Answer with the number of lines in the records that contain "chevron" and with nothing else.
--------
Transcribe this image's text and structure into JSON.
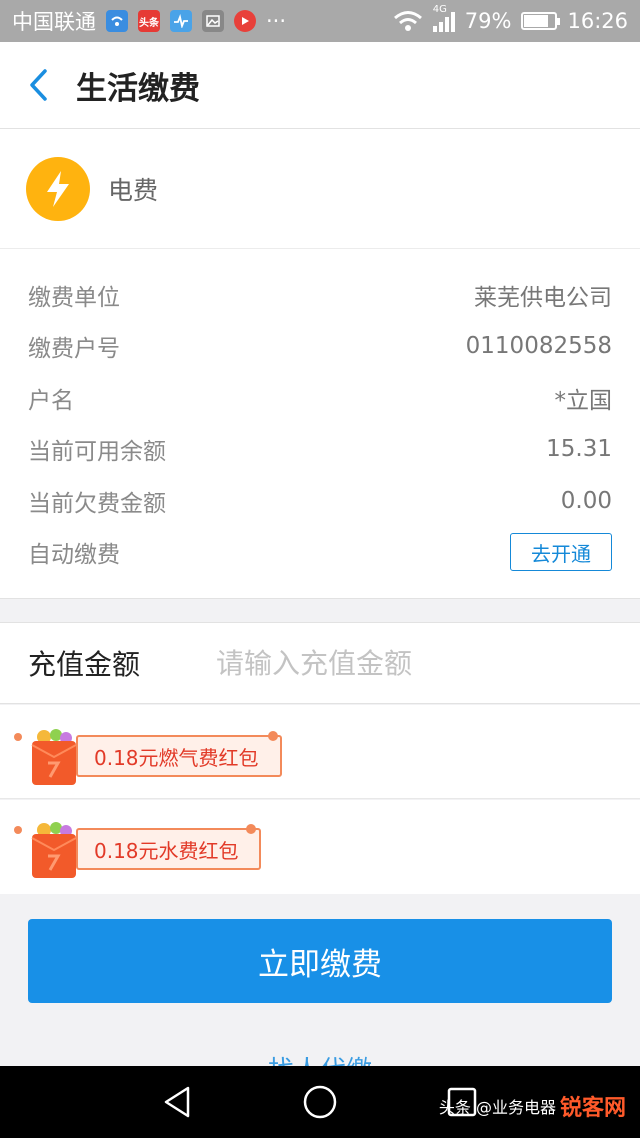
{
  "status_bar": {
    "carrier": "中国联通",
    "app_icons": [
      {
        "icon": "wifi-app-icon",
        "color": "#3a8de0"
      },
      {
        "icon": "toutiao-app-icon",
        "color": "#e63a35",
        "text": "头条"
      },
      {
        "icon": "health-app-icon",
        "color": "#4aa3e8"
      },
      {
        "icon": "gallery-app-icon",
        "color": "#888888"
      },
      {
        "icon": "video-app-icon",
        "color": "#e8403a"
      }
    ],
    "more": "···",
    "network": "4G",
    "battery_percent": "79%",
    "battery_level": 0.79,
    "time": "16:26"
  },
  "header": {
    "title": "生活缴费",
    "back_icon": "chevron-left-icon"
  },
  "utility": {
    "icon": "lightning-icon",
    "icon_color": "#ffb30f",
    "name": "电费"
  },
  "details": [
    {
      "label": "缴费单位",
      "value": "莱芜供电公司"
    },
    {
      "label": "缴费户号",
      "value": "0110082558"
    },
    {
      "label": "户名",
      "value": "*立国"
    },
    {
      "label": "当前可用余额",
      "value": "15.31"
    },
    {
      "label": "当前欠费金额",
      "value": "0.00"
    }
  ],
  "auto_pay": {
    "label": "自动缴费",
    "button": "去开通"
  },
  "amount": {
    "label": "充值金额",
    "placeholder": "请输入充值金额",
    "value": ""
  },
  "coupons": [
    {
      "text": "0.18元燃气费红包"
    },
    {
      "text": "0.18元水费红包"
    }
  ],
  "pay_button": "立即缴费",
  "partial_link": "找人代缴",
  "nav": {
    "back": "triangle-back-icon",
    "home": "circle-home-icon",
    "recent": "square-recent-icon"
  },
  "watermark": {
    "brand": "锐客网",
    "text": "头条 @业务电器"
  },
  "colors": {
    "primary": "#1890e7",
    "accent_red": "#e23a28",
    "status_bar": "#a9a9a9"
  }
}
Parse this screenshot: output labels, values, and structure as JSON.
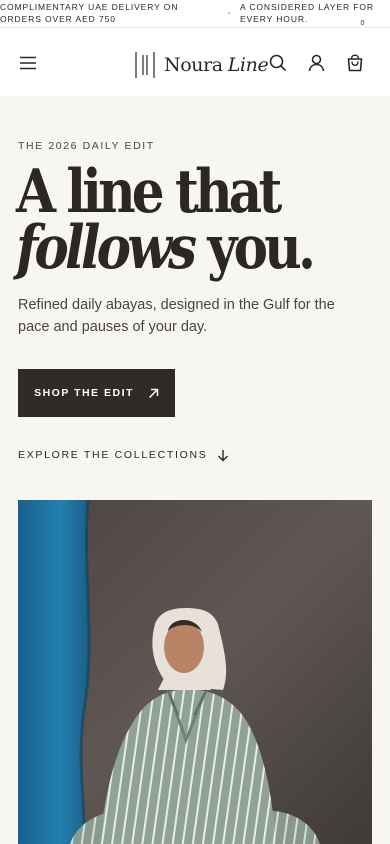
{
  "announcement": {
    "messages": [
      "COMPLIMENTARY UAE DELIVERY ON ORDERS OVER AED 750",
      "A CONSIDERED LAYER FOR EVERY HOUR."
    ]
  },
  "header": {
    "logo_word1": "Noura",
    "logo_word2": "Line",
    "cart_count": "0",
    "icons": [
      "menu-icon",
      "search-icon",
      "account-icon",
      "bag-icon"
    ]
  },
  "hero": {
    "eyebrow": "THE 2026 DAILY EDIT",
    "headline_line1": "A line that",
    "headline_italic": "follows",
    "headline_rest": " you.",
    "subtitle": "Refined daily abayas, designed in the Gulf for the pace and pauses of your day.",
    "cta_label": "SHOP THE EDIT",
    "explore_label": "EXPLORE THE COLLECTIONS"
  },
  "colors": {
    "ink": "#2b2724",
    "hero_bg": "#f7f6f2",
    "button_bg": "#2f2b28",
    "backdrop_blue": "#1f6f9c",
    "garment": "#8fa293"
  }
}
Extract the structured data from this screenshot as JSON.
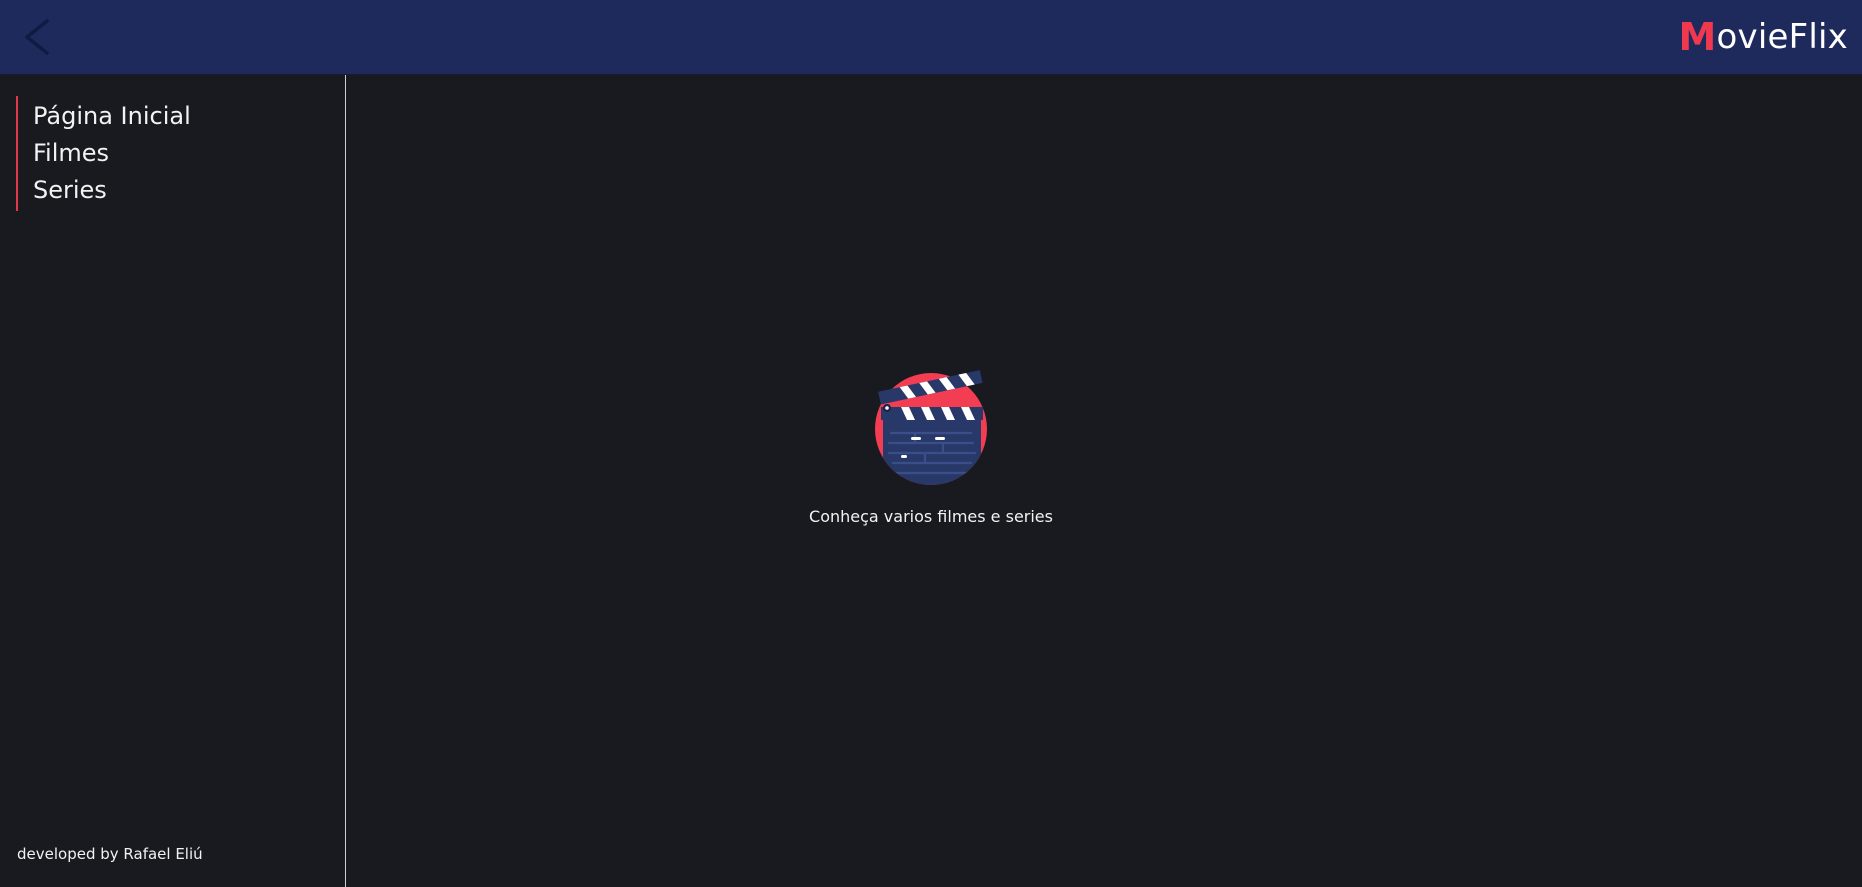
{
  "header": {
    "back_icon": "chevron-left-icon",
    "logo_initial": "M",
    "logo_rest": "ovieFlix",
    "colors": {
      "background": "#1f2a5c",
      "accent": "#f0384f"
    }
  },
  "sidebar": {
    "items": [
      {
        "label": "Página Inicial"
      },
      {
        "label": "Filmes"
      },
      {
        "label": "Series"
      }
    ],
    "footer": "developed by Rafael Eliú",
    "colors": {
      "indicator": "#e0394c"
    }
  },
  "main": {
    "illustration_icon": "clapperboard-icon",
    "caption": "Conheça varios filmes e series"
  }
}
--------
◆ RESPONSE AREA:
2